Dataset rows for apps and sites
◆ ◆ ◆ ◆ ◆

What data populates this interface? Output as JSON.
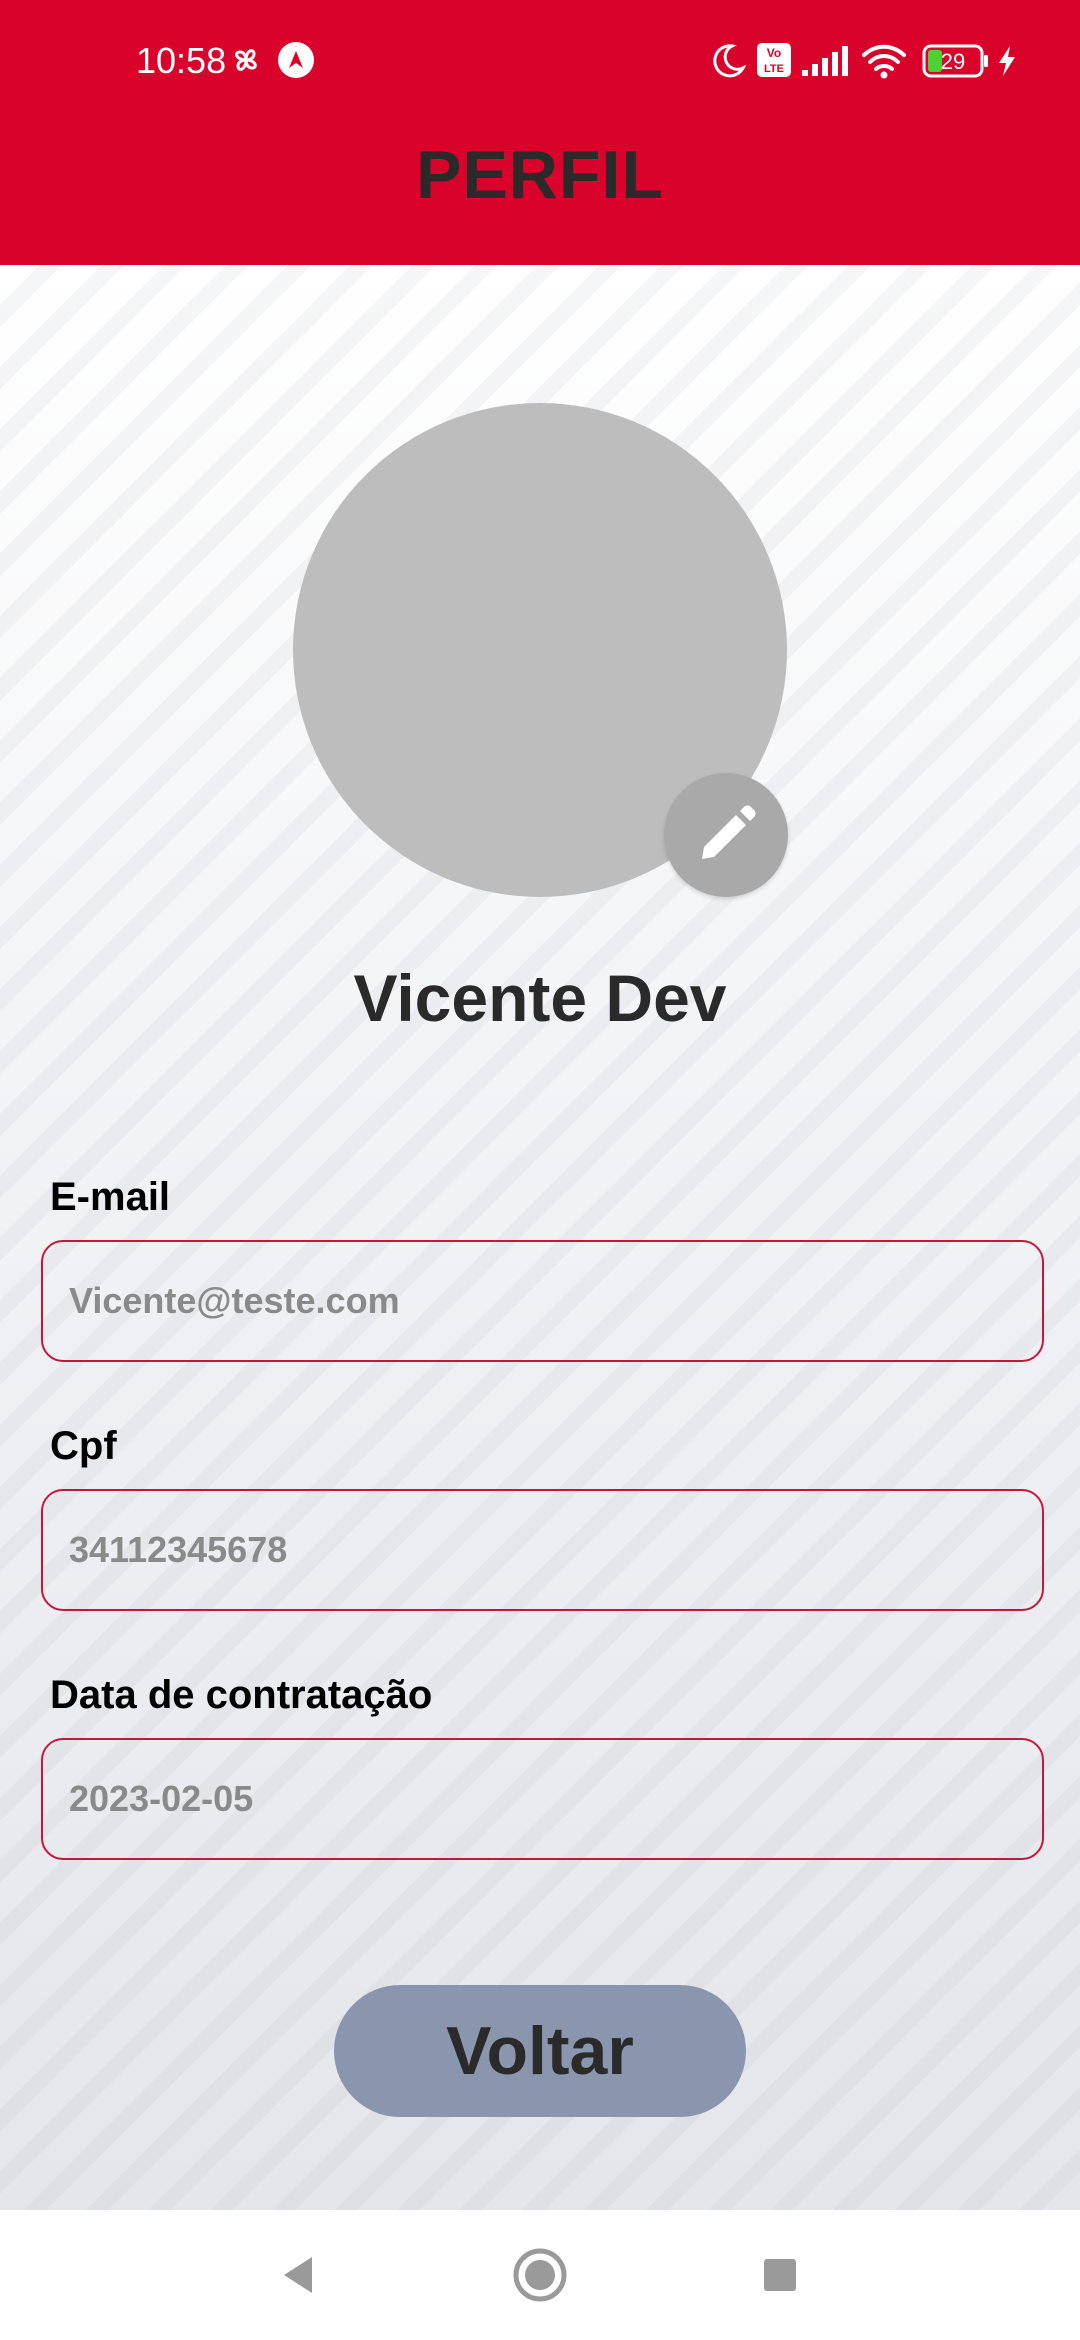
{
  "status_bar": {
    "time": "10:58",
    "battery_level": "29",
    "icons": [
      "pinwheel-icon",
      "navigation-app-icon",
      "moon-icon",
      "volte-icon",
      "signal-icon",
      "wifi-icon",
      "battery-icon",
      "charging-icon"
    ]
  },
  "header": {
    "title": "PERFIL"
  },
  "profile": {
    "name": "Vicente Dev",
    "avatar_color": "#bdbdbd",
    "edit_icon": "pencil-icon"
  },
  "fields": [
    {
      "label": "E-mail",
      "value": "Vicente@teste.com"
    },
    {
      "label": "Cpf",
      "value": "34112345678"
    },
    {
      "label": "Data de contratação",
      "value": "2023-02-05"
    }
  ],
  "actions": {
    "back_label": "Voltar"
  },
  "nav": {
    "icons": [
      "back-triangle-icon",
      "home-circle-icon",
      "recents-square-icon"
    ]
  },
  "colors": {
    "header_bg": "#d8022a",
    "field_border": "#c4173d",
    "button_bg": "#8a96ad",
    "title_text": "#2a2a2a"
  }
}
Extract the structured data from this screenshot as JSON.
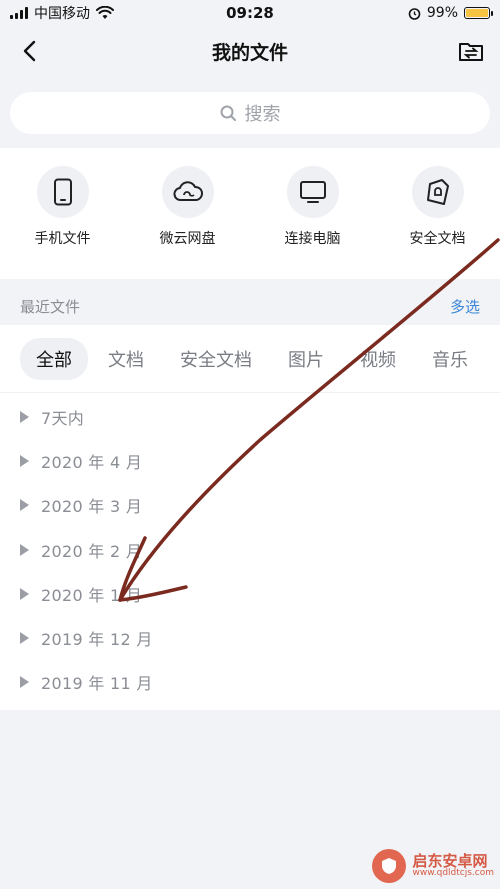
{
  "status_bar": {
    "carrier": "中国移动",
    "time": "09:28",
    "battery": "99%",
    "battery_level": 0.99
  },
  "nav": {
    "title": "我的文件",
    "back_icon": "back-chevron-icon",
    "right_icon": "file-transfer-icon"
  },
  "search": {
    "placeholder": "搜索"
  },
  "quick_actions": [
    {
      "label": "手机文件",
      "icon": "phone-icon"
    },
    {
      "label": "微云网盘",
      "icon": "cloud-icon"
    },
    {
      "label": "连接电脑",
      "icon": "monitor-icon"
    },
    {
      "label": "安全文档",
      "icon": "secure-doc-icon"
    }
  ],
  "recent": {
    "title": "最近文件",
    "multi_select": "多选"
  },
  "tabs": [
    {
      "label": "全部",
      "active": true
    },
    {
      "label": "文档",
      "active": false
    },
    {
      "label": "安全文档",
      "active": false
    },
    {
      "label": "图片",
      "active": false
    },
    {
      "label": "视频",
      "active": false
    },
    {
      "label": "音乐",
      "active": false
    }
  ],
  "groups": [
    {
      "label": "7天内"
    },
    {
      "label": "2020 年 4 月"
    },
    {
      "label": "2020 年 3 月"
    },
    {
      "label": "2020 年 2 月"
    },
    {
      "label": "2020 年 1 月"
    },
    {
      "label": "2019 年 12 月"
    },
    {
      "label": "2019 年 11 月"
    }
  ],
  "annotation": {
    "arrow_color": "#7a2a1f"
  },
  "watermark": {
    "title": "启东安卓网",
    "url": "www.qdldtcjs.com",
    "logo_color": "#e0583f"
  }
}
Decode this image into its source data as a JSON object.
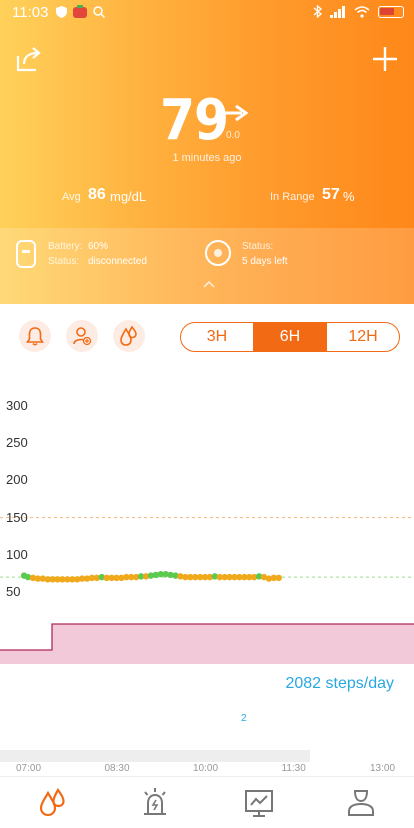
{
  "status_bar": {
    "time": "11:03"
  },
  "reading": {
    "value": "79",
    "delta": "0.0",
    "updated": "1 minutes ago"
  },
  "stats": {
    "avg_label": "Avg",
    "avg_value": "86",
    "avg_unit": "mg/dL",
    "range_label": "In Range",
    "range_value": "57",
    "range_unit": "%"
  },
  "device": {
    "battery_label": "Battery:",
    "battery_value": "60%",
    "status_label": "Status:",
    "status_value": "disconnected",
    "sensor_status_label": "Status:",
    "sensor_status_value": "5 days left"
  },
  "toolbar": {
    "ranges": [
      {
        "label": "3H",
        "active": false
      },
      {
        "label": "6H",
        "active": true
      },
      {
        "label": "12H",
        "active": false
      }
    ]
  },
  "chart_data": {
    "type": "scatter",
    "y_ticks": [
      "300",
      "250",
      "200",
      "150",
      "100",
      "50"
    ],
    "ylim": [
      0,
      300
    ],
    "target_high": 150,
    "target_low": 70,
    "x_ticks": [
      "07:00",
      "08:30",
      "10:00",
      "11:30",
      "13:00"
    ],
    "colors": {
      "in_range": "#5cc94f",
      "low": "#f0a91a",
      "limit_high": "#f5b878",
      "limit_low": "#9bdc8d",
      "insulin": "#f1c9d9",
      "insulin_line": "#b0285f"
    },
    "points": [
      {
        "x": "06:54",
        "y": 72,
        "zone": "in_range"
      },
      {
        "x": "06:58",
        "y": 70,
        "zone": "in_range"
      },
      {
        "x": "07:03",
        "y": 69,
        "zone": "low"
      },
      {
        "x": "07:08",
        "y": 68,
        "zone": "low"
      },
      {
        "x": "07:13",
        "y": 68,
        "zone": "low"
      },
      {
        "x": "07:18",
        "y": 67,
        "zone": "low"
      },
      {
        "x": "07:23",
        "y": 67,
        "zone": "low"
      },
      {
        "x": "07:28",
        "y": 67,
        "zone": "low"
      },
      {
        "x": "07:33",
        "y": 67,
        "zone": "low"
      },
      {
        "x": "07:38",
        "y": 67,
        "zone": "low"
      },
      {
        "x": "07:43",
        "y": 67,
        "zone": "low"
      },
      {
        "x": "07:48",
        "y": 67,
        "zone": "low"
      },
      {
        "x": "07:53",
        "y": 68,
        "zone": "low"
      },
      {
        "x": "07:58",
        "y": 68,
        "zone": "low"
      },
      {
        "x": "08:03",
        "y": 69,
        "zone": "low"
      },
      {
        "x": "08:08",
        "y": 69,
        "zone": "low"
      },
      {
        "x": "08:13",
        "y": 70,
        "zone": "in_range"
      },
      {
        "x": "08:18",
        "y": 69,
        "zone": "low"
      },
      {
        "x": "08:23",
        "y": 69,
        "zone": "low"
      },
      {
        "x": "08:28",
        "y": 69,
        "zone": "low"
      },
      {
        "x": "08:33",
        "y": 69,
        "zone": "low"
      },
      {
        "x": "08:38",
        "y": 70,
        "zone": "low"
      },
      {
        "x": "08:43",
        "y": 70,
        "zone": "low"
      },
      {
        "x": "08:48",
        "y": 70,
        "zone": "low"
      },
      {
        "x": "08:53",
        "y": 71,
        "zone": "in_range"
      },
      {
        "x": "08:58",
        "y": 71,
        "zone": "low"
      },
      {
        "x": "09:03",
        "y": 72,
        "zone": "in_range"
      },
      {
        "x": "09:08",
        "y": 73,
        "zone": "in_range"
      },
      {
        "x": "09:13",
        "y": 74,
        "zone": "in_range"
      },
      {
        "x": "09:18",
        "y": 74,
        "zone": "in_range"
      },
      {
        "x": "09:23",
        "y": 73,
        "zone": "in_range"
      },
      {
        "x": "09:28",
        "y": 72,
        "zone": "in_range"
      },
      {
        "x": "09:33",
        "y": 71,
        "zone": "low"
      },
      {
        "x": "09:38",
        "y": 70,
        "zone": "low"
      },
      {
        "x": "09:43",
        "y": 70,
        "zone": "low"
      },
      {
        "x": "09:48",
        "y": 70,
        "zone": "low"
      },
      {
        "x": "09:53",
        "y": 70,
        "zone": "low"
      },
      {
        "x": "09:58",
        "y": 70,
        "zone": "low"
      },
      {
        "x": "10:03",
        "y": 70,
        "zone": "low"
      },
      {
        "x": "10:08",
        "y": 71,
        "zone": "in_range"
      },
      {
        "x": "10:13",
        "y": 70,
        "zone": "low"
      },
      {
        "x": "10:18",
        "y": 70,
        "zone": "low"
      },
      {
        "x": "10:23",
        "y": 70,
        "zone": "low"
      },
      {
        "x": "10:28",
        "y": 70,
        "zone": "low"
      },
      {
        "x": "10:33",
        "y": 70,
        "zone": "low"
      },
      {
        "x": "10:38",
        "y": 70,
        "zone": "low"
      },
      {
        "x": "10:43",
        "y": 70,
        "zone": "low"
      },
      {
        "x": "10:48",
        "y": 70,
        "zone": "low"
      },
      {
        "x": "10:53",
        "y": 71,
        "zone": "in_range"
      },
      {
        "x": "10:58",
        "y": 70,
        "zone": "low"
      },
      {
        "x": "11:03",
        "y": 68,
        "zone": "low"
      },
      {
        "x": "11:08",
        "y": 69,
        "zone": "low"
      },
      {
        "x": "11:13",
        "y": 69,
        "zone": "low"
      }
    ]
  },
  "activity": {
    "steps_summary": "2082 steps/day",
    "steps_count": "2"
  }
}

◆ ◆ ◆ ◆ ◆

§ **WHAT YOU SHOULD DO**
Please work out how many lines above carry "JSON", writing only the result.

§ **SOLUTION FOR THIS PROBLEM**
3